— What is being asked —
Every line below that holds the string "производства" must be copied.

START Provided records

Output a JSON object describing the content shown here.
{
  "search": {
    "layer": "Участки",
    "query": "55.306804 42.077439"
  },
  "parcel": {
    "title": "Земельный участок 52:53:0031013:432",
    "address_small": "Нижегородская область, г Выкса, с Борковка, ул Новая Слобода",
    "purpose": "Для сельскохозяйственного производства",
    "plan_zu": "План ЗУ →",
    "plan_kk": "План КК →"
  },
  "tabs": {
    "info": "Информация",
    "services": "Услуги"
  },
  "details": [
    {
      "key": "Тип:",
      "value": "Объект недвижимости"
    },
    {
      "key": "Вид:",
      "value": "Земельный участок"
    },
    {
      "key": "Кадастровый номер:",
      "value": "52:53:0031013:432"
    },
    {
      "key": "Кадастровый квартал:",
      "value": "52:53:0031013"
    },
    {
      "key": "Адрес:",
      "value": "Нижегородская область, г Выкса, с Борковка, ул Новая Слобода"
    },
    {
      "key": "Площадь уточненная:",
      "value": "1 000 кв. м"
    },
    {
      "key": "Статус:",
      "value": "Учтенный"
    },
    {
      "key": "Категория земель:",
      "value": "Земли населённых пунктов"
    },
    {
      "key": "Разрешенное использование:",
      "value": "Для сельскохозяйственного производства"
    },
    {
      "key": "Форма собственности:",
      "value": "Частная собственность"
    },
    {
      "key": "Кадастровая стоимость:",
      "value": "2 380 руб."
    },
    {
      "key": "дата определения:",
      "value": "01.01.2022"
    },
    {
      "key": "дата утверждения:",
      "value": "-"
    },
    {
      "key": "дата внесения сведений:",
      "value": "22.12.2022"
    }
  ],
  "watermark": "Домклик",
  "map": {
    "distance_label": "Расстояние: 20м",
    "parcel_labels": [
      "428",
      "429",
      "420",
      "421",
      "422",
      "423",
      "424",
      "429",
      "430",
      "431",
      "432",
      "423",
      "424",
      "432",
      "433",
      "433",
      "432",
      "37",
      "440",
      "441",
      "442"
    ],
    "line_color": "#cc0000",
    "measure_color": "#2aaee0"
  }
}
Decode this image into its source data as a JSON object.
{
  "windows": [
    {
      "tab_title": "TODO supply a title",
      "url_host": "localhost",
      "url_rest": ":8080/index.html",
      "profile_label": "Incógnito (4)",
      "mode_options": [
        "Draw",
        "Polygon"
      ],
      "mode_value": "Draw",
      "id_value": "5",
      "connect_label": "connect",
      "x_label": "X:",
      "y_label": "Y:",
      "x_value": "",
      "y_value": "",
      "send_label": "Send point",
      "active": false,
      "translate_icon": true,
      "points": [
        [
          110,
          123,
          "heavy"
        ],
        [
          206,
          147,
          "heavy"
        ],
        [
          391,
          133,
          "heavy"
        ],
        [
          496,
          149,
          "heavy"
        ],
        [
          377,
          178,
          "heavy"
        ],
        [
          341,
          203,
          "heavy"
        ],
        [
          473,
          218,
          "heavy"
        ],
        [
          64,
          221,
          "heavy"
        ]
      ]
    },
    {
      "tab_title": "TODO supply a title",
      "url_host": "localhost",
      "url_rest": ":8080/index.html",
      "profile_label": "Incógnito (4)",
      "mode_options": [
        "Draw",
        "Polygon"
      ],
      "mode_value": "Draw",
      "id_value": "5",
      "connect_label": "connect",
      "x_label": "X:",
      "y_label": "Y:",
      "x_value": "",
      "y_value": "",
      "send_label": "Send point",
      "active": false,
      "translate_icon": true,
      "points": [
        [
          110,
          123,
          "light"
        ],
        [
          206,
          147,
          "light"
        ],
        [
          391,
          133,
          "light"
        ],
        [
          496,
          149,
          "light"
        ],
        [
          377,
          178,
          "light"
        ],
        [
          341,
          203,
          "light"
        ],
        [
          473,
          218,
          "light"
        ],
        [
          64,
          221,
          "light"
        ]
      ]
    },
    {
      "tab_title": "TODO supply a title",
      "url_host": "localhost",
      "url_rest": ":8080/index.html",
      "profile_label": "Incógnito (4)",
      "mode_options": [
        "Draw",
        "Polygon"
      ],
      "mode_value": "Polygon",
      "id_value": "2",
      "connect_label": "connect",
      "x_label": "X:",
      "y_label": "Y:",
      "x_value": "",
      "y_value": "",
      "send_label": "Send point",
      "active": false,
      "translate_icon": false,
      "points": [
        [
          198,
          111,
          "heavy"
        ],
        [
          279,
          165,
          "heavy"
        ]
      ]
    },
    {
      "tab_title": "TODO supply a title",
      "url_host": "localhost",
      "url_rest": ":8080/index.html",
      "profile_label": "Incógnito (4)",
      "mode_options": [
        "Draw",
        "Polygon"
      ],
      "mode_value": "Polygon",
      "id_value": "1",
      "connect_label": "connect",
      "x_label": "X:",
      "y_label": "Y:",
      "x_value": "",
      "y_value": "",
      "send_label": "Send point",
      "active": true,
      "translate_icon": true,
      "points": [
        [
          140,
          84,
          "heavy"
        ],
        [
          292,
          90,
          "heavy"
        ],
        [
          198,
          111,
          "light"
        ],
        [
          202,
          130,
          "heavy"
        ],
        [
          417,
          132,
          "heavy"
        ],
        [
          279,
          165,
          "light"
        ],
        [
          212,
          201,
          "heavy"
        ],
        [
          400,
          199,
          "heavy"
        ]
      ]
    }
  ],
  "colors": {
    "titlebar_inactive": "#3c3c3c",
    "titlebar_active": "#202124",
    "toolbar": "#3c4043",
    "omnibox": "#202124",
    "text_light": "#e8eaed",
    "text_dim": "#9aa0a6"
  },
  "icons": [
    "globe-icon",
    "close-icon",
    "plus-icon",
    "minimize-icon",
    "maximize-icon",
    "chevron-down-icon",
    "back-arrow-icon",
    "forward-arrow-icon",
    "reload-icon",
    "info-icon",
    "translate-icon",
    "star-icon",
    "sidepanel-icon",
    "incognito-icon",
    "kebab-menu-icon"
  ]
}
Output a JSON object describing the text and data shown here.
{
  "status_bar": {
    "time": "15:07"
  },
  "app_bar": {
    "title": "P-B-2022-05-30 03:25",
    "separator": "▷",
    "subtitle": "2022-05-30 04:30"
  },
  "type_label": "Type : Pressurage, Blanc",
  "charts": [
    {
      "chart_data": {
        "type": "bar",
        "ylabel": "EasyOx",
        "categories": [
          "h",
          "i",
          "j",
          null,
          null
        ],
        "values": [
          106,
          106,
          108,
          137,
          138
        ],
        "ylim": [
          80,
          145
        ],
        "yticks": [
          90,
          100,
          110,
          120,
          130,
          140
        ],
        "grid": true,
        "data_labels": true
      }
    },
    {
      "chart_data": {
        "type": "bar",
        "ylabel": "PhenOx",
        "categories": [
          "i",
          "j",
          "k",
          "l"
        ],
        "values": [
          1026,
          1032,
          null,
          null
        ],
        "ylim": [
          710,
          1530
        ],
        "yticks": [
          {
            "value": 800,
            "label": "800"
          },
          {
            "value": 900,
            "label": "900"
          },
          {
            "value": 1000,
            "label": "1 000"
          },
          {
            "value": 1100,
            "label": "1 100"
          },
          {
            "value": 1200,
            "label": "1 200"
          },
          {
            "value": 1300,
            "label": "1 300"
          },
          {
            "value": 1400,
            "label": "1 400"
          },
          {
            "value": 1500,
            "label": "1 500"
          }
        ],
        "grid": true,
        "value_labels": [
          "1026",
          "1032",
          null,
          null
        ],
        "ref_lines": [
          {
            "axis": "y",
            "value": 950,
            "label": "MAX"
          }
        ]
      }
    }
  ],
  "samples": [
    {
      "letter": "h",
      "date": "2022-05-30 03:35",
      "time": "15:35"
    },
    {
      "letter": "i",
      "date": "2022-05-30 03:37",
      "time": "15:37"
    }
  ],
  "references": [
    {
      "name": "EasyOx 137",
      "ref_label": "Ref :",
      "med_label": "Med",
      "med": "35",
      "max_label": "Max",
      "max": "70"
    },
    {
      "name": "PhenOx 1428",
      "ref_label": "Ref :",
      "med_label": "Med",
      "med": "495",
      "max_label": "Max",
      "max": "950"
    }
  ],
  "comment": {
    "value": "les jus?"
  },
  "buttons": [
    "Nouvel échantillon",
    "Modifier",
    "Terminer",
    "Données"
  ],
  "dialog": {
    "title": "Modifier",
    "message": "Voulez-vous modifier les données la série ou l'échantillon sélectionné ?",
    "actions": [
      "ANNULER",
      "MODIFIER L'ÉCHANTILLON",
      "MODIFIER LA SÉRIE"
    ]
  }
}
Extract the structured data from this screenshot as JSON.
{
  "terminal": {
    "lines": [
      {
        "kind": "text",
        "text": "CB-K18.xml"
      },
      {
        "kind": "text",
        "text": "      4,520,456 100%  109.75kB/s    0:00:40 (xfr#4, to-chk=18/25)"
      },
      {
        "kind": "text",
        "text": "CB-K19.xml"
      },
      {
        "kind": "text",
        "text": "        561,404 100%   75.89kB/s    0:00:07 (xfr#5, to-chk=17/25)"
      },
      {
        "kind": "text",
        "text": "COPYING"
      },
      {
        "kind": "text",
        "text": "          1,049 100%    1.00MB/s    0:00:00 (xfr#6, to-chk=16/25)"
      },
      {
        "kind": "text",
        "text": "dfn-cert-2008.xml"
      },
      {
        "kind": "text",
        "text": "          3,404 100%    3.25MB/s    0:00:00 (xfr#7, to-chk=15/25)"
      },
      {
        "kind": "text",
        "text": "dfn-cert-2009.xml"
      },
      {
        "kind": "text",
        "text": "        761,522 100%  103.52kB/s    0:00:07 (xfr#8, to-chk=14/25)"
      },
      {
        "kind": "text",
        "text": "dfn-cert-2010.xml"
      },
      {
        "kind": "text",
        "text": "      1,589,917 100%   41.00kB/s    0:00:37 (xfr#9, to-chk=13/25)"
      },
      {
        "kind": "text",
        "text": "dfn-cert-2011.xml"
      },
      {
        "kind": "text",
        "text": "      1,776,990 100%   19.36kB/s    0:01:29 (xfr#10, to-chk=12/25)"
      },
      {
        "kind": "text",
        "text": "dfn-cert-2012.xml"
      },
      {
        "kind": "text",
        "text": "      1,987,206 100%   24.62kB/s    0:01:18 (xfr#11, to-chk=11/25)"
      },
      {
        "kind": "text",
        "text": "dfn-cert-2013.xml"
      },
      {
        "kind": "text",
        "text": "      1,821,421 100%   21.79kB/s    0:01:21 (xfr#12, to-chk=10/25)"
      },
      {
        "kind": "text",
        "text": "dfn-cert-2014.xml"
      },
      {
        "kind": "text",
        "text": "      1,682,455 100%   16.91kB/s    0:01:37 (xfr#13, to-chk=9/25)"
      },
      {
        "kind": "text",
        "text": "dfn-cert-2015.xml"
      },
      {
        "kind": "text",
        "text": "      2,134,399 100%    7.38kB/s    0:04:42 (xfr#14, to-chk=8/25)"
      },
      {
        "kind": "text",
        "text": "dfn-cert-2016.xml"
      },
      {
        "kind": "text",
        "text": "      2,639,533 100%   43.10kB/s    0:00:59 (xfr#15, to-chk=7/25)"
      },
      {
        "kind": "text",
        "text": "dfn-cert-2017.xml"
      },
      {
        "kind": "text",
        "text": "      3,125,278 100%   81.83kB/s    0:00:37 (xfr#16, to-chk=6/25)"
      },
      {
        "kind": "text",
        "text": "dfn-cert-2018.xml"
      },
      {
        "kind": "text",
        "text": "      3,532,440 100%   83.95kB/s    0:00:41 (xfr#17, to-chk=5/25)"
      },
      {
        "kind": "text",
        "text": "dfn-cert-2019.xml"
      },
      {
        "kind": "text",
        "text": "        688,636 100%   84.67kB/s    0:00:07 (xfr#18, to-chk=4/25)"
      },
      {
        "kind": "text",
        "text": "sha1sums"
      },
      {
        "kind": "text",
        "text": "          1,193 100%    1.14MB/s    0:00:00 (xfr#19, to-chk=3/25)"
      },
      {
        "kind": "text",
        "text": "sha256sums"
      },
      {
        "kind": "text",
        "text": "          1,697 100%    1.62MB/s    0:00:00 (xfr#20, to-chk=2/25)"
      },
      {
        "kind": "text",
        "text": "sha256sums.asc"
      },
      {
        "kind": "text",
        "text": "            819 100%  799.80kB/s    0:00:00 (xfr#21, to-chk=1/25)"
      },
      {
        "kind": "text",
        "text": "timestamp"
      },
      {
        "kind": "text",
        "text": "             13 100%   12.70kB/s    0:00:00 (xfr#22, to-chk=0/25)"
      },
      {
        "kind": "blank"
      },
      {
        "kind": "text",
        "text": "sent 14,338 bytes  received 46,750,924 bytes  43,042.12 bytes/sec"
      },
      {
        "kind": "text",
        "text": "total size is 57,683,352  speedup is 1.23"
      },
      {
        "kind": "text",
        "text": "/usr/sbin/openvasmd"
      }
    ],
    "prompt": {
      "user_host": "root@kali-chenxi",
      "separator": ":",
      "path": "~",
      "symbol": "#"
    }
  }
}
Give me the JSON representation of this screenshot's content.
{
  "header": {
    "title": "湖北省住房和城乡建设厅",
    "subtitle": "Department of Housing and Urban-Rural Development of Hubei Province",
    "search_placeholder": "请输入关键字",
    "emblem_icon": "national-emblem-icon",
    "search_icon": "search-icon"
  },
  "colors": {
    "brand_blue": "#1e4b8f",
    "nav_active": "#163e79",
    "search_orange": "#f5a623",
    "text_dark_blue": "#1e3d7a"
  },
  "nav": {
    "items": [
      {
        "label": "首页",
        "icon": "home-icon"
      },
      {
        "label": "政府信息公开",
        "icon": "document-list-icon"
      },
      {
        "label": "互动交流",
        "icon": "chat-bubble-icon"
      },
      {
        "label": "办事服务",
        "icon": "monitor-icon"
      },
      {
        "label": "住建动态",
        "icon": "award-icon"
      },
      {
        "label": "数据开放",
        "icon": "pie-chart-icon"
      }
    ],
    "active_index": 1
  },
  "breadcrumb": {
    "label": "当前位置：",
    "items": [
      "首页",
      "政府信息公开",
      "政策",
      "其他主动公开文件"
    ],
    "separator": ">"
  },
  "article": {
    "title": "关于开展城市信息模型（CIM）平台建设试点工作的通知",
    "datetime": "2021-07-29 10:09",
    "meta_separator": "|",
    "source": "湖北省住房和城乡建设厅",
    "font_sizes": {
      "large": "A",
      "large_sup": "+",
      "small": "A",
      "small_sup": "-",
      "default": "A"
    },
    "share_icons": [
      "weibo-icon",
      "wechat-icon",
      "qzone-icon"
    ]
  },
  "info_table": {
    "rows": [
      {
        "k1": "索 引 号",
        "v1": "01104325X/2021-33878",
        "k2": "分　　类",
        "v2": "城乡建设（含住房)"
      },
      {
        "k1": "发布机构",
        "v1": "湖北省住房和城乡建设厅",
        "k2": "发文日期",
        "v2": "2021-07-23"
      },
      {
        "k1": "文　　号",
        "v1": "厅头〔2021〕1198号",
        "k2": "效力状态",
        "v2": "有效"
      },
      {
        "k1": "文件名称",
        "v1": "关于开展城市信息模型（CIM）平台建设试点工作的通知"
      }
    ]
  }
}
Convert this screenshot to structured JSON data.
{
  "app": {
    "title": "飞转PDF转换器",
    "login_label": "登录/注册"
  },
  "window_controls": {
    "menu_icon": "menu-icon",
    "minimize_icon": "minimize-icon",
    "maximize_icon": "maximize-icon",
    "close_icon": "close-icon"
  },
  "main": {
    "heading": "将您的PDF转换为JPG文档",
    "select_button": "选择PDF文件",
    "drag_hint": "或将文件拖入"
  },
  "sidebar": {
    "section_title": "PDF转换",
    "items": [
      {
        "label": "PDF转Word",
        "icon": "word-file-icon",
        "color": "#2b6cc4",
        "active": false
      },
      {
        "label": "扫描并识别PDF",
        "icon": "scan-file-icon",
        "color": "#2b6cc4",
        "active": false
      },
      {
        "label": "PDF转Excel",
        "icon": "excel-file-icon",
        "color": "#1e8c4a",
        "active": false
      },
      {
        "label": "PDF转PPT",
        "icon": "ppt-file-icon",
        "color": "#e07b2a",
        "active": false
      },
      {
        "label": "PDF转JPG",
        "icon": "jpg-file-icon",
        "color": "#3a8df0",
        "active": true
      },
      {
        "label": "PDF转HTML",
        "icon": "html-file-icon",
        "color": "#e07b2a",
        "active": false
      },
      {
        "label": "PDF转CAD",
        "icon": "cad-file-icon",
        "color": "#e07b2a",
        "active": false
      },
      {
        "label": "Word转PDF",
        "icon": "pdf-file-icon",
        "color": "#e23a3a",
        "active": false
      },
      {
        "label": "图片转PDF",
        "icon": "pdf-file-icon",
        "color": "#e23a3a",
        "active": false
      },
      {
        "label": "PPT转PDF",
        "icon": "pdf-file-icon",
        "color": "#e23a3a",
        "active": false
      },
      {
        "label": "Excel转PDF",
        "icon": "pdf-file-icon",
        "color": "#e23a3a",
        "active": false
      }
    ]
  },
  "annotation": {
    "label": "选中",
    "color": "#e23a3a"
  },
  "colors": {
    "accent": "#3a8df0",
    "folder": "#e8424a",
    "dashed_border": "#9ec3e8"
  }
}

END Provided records

— Written response —
    "purpose": "Для сельскохозяйственного производства",
      "value": "Для сельскохозяйственного производства"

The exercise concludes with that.